Outplacement firm Challenger, Gray & Christmas said an average of 4.1 percent of out-of-work managers and executives started their own companies in each of the first two quarters of the year, a 3 percent gain over the first half of 2012.
The fourth-quarter moving average of job seekers starting a company rose to 4.8 percent in the first half of the year. After the first two quarters of 2012, the moving average was 3.1 percent, the firm said.
The increase indicates out-of-work adults, although not often willing to take the risk of starting a company, are increasingly willing to do so for two reasons, Challenger, Gray & Christmas said -- an increase in job opportunities as a fall-back position, if needed, and increased opportunities to secure credit.
The National Federation of Independent Business found in a survey that nearly 50 percent of firms with fewer than five employees did not apply for a business loan in 2009, fearing the loan would not be approved.
For a variety of reasons, a far smaller percentage of job seekers are starting companies than in the recovery from the 2001 recession.
During the 2001 recession, 7.8 percent of job seekers began their own companies.
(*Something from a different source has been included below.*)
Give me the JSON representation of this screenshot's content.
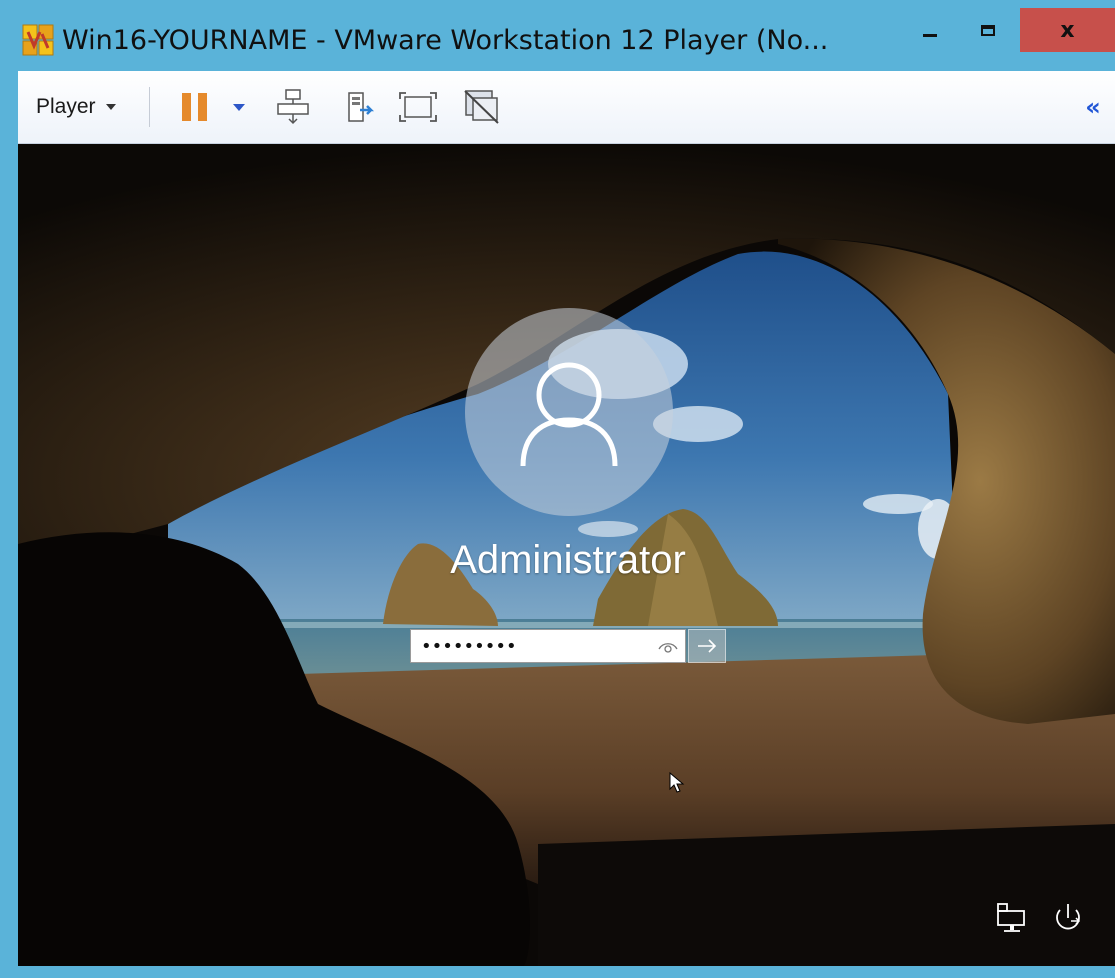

In the four quarters following the 2001 recession, 9.6 percent of job seekers started a business, Challenger, Gray & Christmas said.
Notable deaths of 2014 [PHOTOS]